Know Your Rights If You Are Injured In An Animal Attack

According to the Centers for Disease Control and Prevention, an average of 4.7 million people per year are victims of dog attacks. In Ohio alone, there were nearly 30,000 such victims in 2010 and 2011, a large portion of which were children. Oftentimes, these attacks are unprovoked, and many lead to serious injuries such as lacerations, puncture wounds, infections and permanent physical and emotional scarring.

Although there are many breeds that attack, German Shepherd, Pit Bull, Doberman Pinscher, Husky, Great Dane, Rottweiler and St. Bernard bites usually inflict the most damage.

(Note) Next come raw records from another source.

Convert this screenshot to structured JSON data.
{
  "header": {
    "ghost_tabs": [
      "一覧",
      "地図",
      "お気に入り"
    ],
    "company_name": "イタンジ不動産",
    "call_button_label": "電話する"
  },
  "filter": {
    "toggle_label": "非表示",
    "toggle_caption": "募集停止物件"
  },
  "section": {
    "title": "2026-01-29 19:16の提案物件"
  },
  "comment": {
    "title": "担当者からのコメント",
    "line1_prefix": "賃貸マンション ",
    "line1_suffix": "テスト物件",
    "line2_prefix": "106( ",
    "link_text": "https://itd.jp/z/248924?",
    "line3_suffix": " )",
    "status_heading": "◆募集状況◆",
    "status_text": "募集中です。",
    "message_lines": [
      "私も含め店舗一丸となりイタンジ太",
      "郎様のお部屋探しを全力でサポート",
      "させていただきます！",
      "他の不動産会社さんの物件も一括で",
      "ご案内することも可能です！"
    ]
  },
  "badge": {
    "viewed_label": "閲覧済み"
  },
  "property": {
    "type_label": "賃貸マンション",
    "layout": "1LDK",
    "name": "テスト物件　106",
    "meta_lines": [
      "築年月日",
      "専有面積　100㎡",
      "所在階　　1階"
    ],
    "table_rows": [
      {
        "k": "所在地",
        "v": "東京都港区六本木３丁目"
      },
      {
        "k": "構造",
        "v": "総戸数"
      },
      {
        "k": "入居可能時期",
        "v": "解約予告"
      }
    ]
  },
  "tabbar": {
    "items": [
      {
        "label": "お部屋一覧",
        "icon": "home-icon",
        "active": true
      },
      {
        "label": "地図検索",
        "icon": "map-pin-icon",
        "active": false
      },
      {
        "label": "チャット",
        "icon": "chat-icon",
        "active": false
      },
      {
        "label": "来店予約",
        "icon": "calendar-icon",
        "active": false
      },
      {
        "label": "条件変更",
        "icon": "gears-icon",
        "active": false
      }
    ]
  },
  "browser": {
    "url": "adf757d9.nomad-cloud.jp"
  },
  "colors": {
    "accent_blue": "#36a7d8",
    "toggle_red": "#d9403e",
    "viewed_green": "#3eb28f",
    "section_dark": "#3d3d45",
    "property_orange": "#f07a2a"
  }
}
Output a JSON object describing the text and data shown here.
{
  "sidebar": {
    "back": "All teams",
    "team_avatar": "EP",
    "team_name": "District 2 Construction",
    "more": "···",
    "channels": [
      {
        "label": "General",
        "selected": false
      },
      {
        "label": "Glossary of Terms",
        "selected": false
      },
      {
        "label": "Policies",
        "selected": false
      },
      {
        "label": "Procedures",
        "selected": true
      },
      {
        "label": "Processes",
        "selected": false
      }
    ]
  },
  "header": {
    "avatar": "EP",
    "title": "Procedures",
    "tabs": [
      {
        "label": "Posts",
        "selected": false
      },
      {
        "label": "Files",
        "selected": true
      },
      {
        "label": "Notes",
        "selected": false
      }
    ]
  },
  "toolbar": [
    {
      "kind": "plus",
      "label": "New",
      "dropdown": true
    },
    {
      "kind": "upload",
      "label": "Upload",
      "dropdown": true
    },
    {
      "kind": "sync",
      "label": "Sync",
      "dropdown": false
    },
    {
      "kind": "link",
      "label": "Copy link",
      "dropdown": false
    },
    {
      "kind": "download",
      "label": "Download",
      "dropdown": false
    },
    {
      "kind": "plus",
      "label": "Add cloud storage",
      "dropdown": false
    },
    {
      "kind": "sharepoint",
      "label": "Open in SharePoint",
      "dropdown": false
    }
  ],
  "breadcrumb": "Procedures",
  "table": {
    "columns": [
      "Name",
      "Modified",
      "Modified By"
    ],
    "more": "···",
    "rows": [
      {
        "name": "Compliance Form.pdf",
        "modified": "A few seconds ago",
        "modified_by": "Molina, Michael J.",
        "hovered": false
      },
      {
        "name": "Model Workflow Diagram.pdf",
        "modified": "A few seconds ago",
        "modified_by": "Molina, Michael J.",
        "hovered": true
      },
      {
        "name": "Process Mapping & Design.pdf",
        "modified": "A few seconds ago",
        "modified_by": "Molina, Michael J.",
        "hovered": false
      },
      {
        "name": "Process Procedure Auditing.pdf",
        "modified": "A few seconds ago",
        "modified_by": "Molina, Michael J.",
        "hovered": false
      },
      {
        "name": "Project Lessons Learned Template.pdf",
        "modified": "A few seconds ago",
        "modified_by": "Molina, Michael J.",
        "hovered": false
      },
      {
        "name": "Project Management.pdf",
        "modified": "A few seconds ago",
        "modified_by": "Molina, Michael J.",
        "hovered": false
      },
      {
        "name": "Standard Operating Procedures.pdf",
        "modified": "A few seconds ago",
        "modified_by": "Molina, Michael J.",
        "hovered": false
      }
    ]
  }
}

Ohio laws are very favorable to victims of dog bites. Unlike some states, Ohio does not allow a dog one "free bite" before liability will attach to its owner. In fact, in many instances, the owner of a dog who attacks or bites another without provocation will be held strictly liable for the dog's actions. This can be true even if the attack took place in the home or on the property of the dog owner.

In addition to statutory and common law remedies against the owners of dangerous animals, the victim of an animal attack is also eligible to participate in Ohio's Victim of Crime Program. This program is especially beneficial in those situations where the animal owner is uninsured and uncollectible, and the victim has outstanding medical bills.

For decades, the attorneys at Klein & Carney have handled dog bite and other animal attack claims on behalf of people all over the state of Ohio. If you have been attacked, bitten or scratched by a vicious dog or other animal, contact Larry Klein or Chris Carney at 216-861-0111 or use our online contact form. Call any time, 24/7, and you will have Larry or Chris on the line within minutes.

Steps To Take If You Are Injured In An Animal Attack

Seek medical attention. It goes without saying that a serious bite should be treated immediately by a local hospital emergency room. However, even where a bite is relatively minor, dog or animal bites pose a serious risk of infection, making it imperative that the victim seek immediate medical attention.

Identify the dog owner. In order to rule out serious disorders such as rabies, it is crucial that the dog and its owner be identified so that health authorities can investigate vaccination records, or can test the dog to determine if it carries disease.

Report the attack. Most municipalities/counties maintain records on dog bites and require that bites be reported so that action can be taken in regard to vicious animals involved in more than one attack. This is vital in those cases where the owner or dog cannot be identified, as law enforcement officials will take the steps necessary to locate the animal and its owner. If you are bitten, contact your local law enforcement department and/or department of health to report the incident.

Do not speak to insurance company representatives. Insurance companies are in the business of making money. An insurance adjuster's job is to resolve injury claims for the smallest possible amount. For this reason, adjusters will never tell a dog bite victim that Ohio law makes an owner, keeper or harborer of a dog that bites a person without provocation strictly liable to that person. An insurance company will not tell a victim that they may be entitled to compensation even if the bite occurred on the property of the dog owner. An insurance company will not tell a victim that they may be entitled to be compensated for medical bills, lost wages, scarring and for the physical and emotional pain and suffering that a dog bite can cause.